While financial fairness, security and upskilling maybe some of the things that gig workers desire, these are not the only things needed to make this arrangement successful. For organizations that are considering employing large numbers of gig workers, it is alsoimportant that just like payroll employees, they attract the right kind of talent, build trust and engage them purposefully. So from the organization’s point of view, here are a few things that need to be implemented in order to integrate the workers with an alternative work arrangement.
While this holds true for any hiring you do in the organization, it has become even more relevant in the case of contractual or gig workers. Gig workers are usually hired for specialized roles and specific projects. While interviewing them, it is important to assess their talent so that managers don’t have to waste time in understanding the freelancer’s scope.
A relationship based on trust is one that is not just more reliable but more aligned with your goals. While gig workers’ time with the team and the organization at large might be ephemeral, managers will find definite benefits in beginning with a relationship based on trust. What are the ways to build trust in a short term relationship? Transparent communication, frequent connects and setting clear expectations would be great starting points to build trust. Besides that, it will greatly help if the contingent workforce is given an opportunity to build trust with the regular employees and vice versa.
As Dale Carnegie famously said, ‘when dealing with people remember you are not dealing with creatures of logic, but creatures of emotion’. The success of a remote relationship begins with trust and flourishes with effective communication. When gig workers are expected to work with regular team members for tasks and projects, it is important to provide them many opportunities to connect and communicate. This exchange of communication can help to enhance productivity and of course, build a rapport. It is a manager’s job to ensure that information is flowing freely and is not being hoarded at any point.

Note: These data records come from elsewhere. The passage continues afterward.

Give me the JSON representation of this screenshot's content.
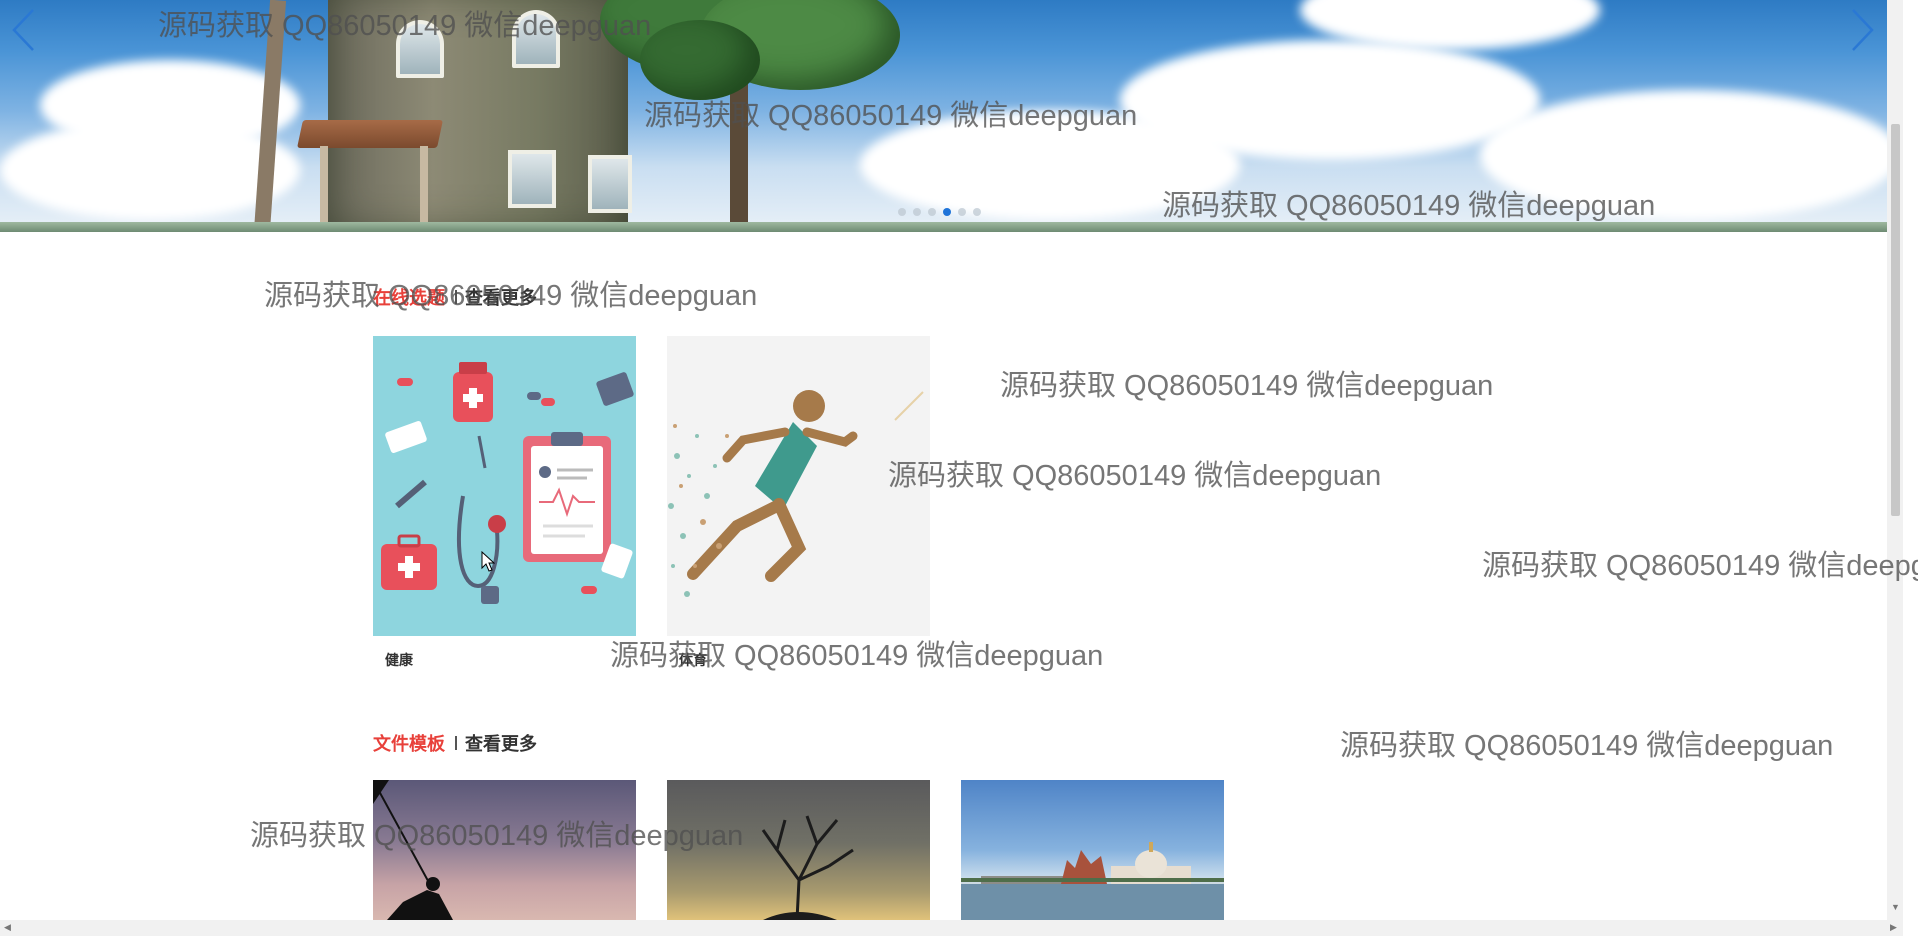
{
  "banner": {
    "prev_icon": "chevron-left-icon",
    "next_icon": "chevron-right-icon",
    "slide_count": 6,
    "active_slide": 4,
    "accent_color": "#1f74d9"
  },
  "sections": [
    {
      "title": "在线选题",
      "more_label": "查看更多",
      "cards": [
        {
          "label": "健康"
        },
        {
          "label": "体育"
        }
      ]
    },
    {
      "title": "文件模板",
      "more_label": "查看更多"
    }
  ],
  "watermark_text": "源码获取 QQ86050149 微信deepguan",
  "colors": {
    "section_title": "#e8403a",
    "health_bg": "#8ed5de",
    "sport_bg": "#f3f3f3"
  }
}
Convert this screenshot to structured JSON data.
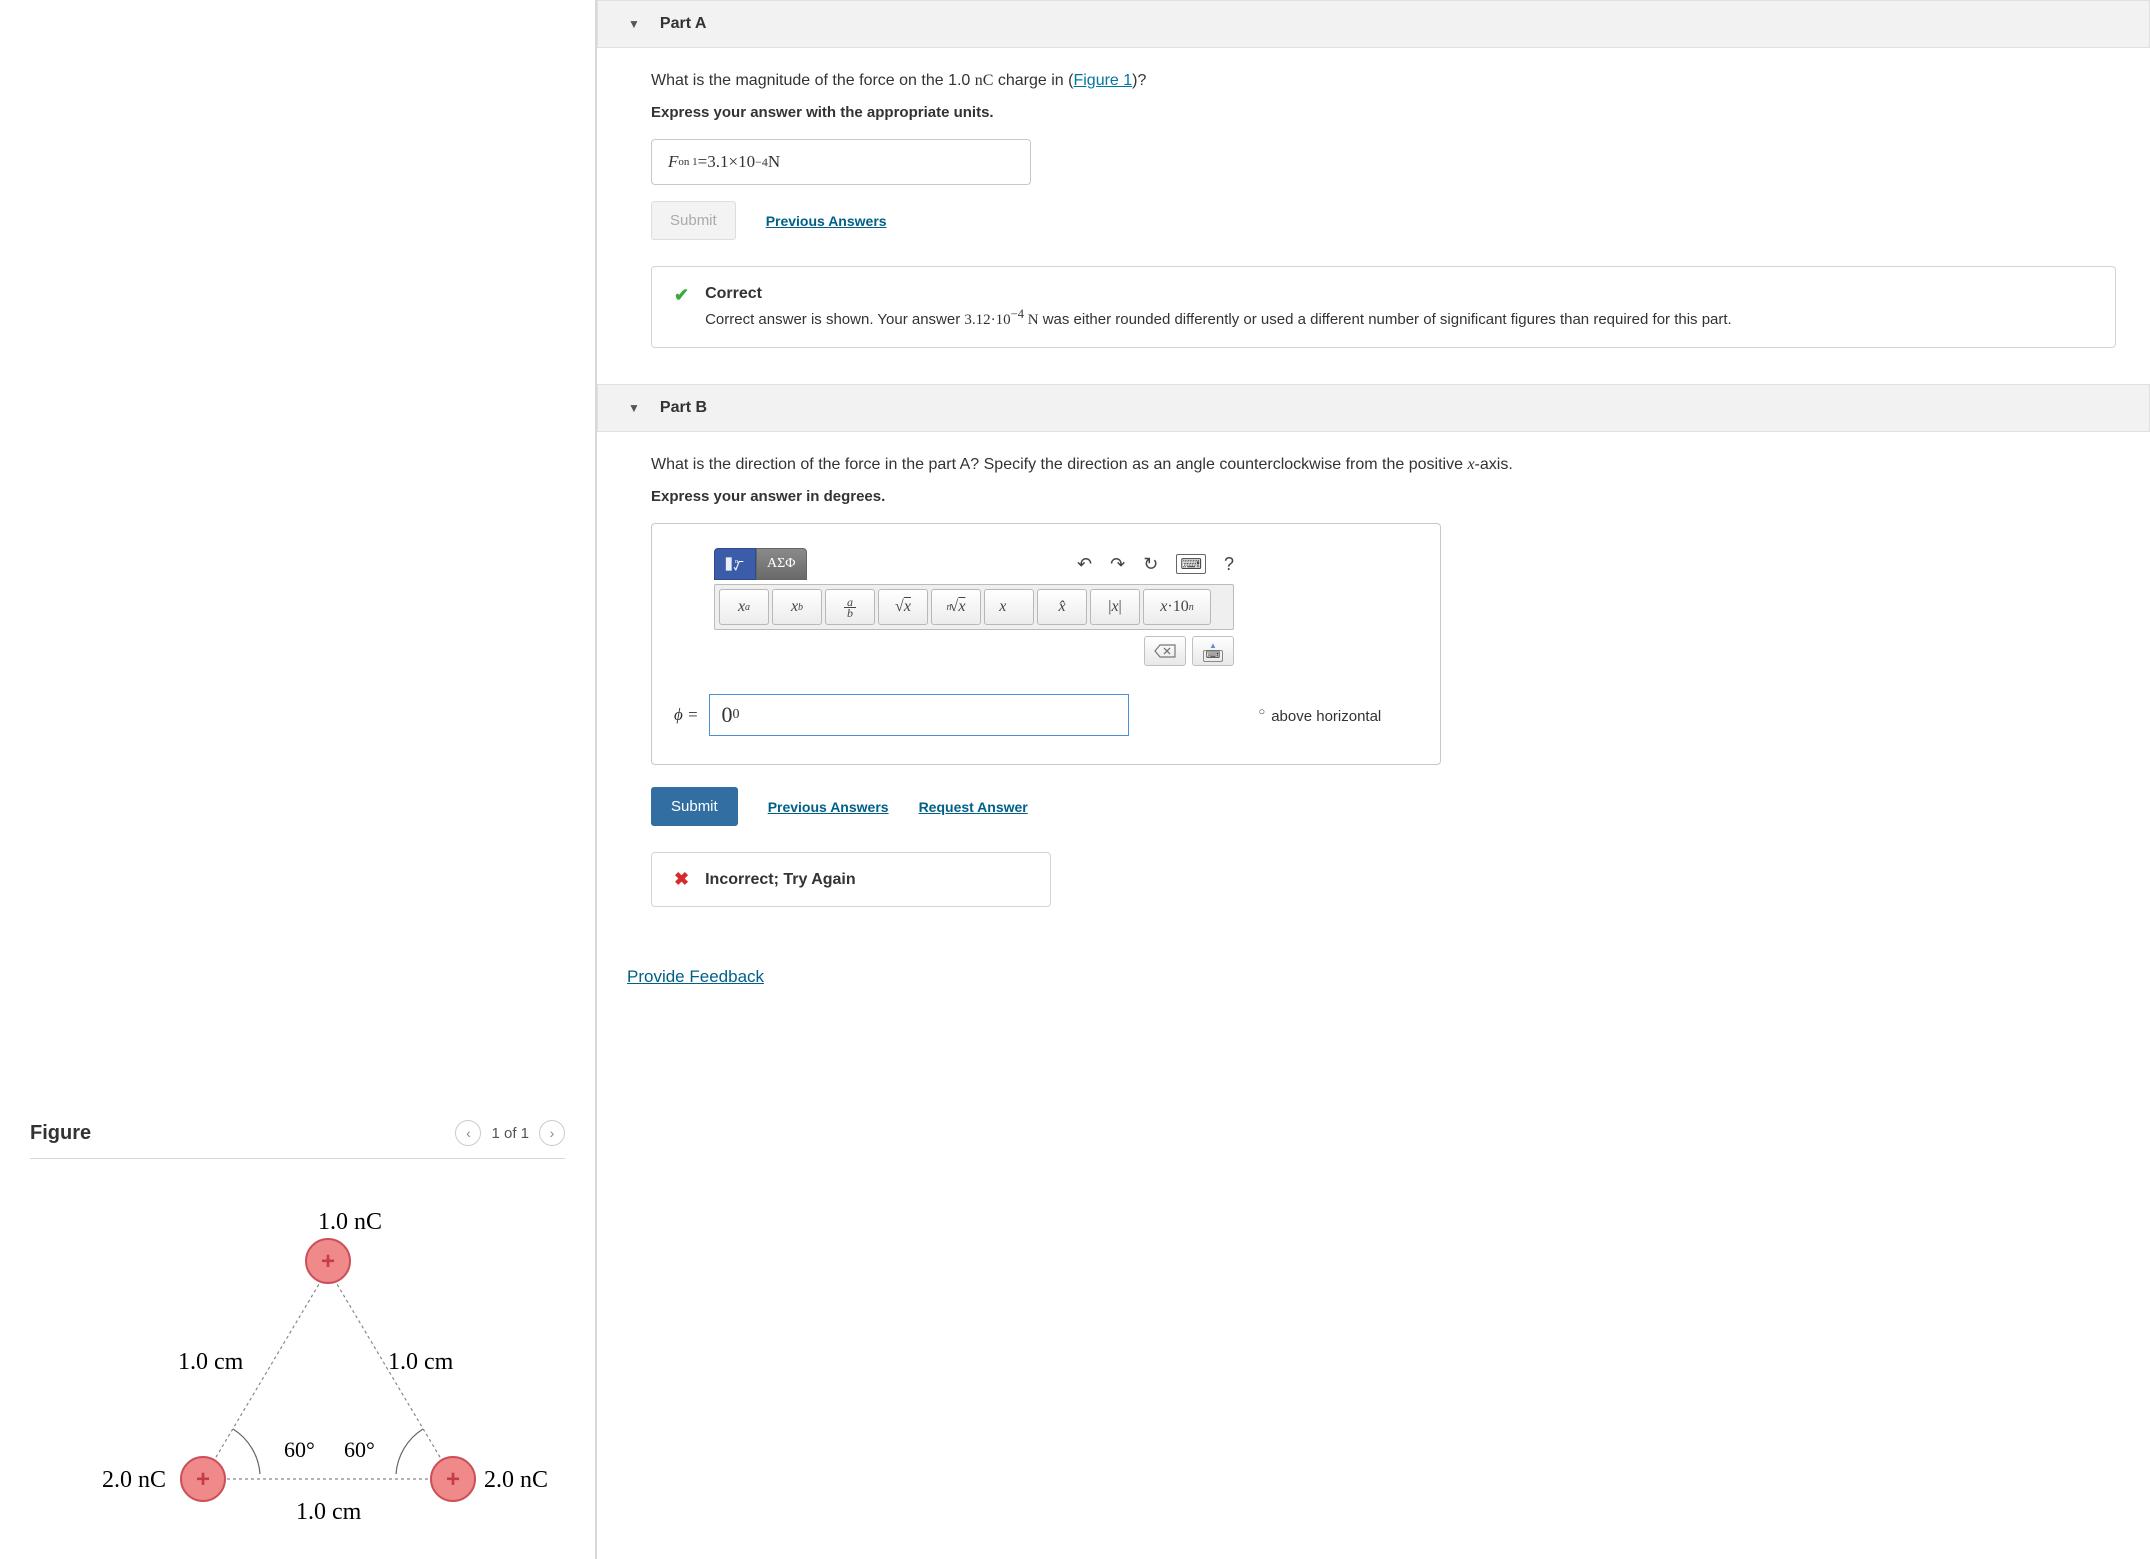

In order to be accountable, it is important that clear expectations are set from the word go. Managers of gig workers must elucidate to their team what success looks like so that the remote workforce has a clear idea of what is expected. If working together over specific projects, it is important the regular employees understand why and how the gig workforce is going to pitch in towards the project’s success.
Integrating the gig workforce in a traditional or even a remote set up can seem like an uphill climb because of the nature of already established equations and relationships. A gig worker cannot have the same rapport with team members as two regular people who see each other every day. It is also important to note that bringing in a new but short-term colleague in a team could catch many people off guard. To tackle these real-world challenges, a manager has to strike the delicate balance with communication, collaboration and inclusivity.
Aligning the gig workers with the same true north as their regular counterparts would help steer the team’s efforts in one direction. That goal post should be the organization’s vision and objectives. When gig workers are not just acquainted but can sample the culture of the organization through their manager and colleagues, it creates a sense of belonging and shared sense of purpose.
The time for integrating the contractual workforce with the culture of the organization has arrived and promises many benefits. While it might seem like a task that is not cut out for the light-hearted, if done correctly it could reap higher productivity for the organization and more meaningful employment opportunities in the economy. How has your organization done when it comes to integrating the gig workforce?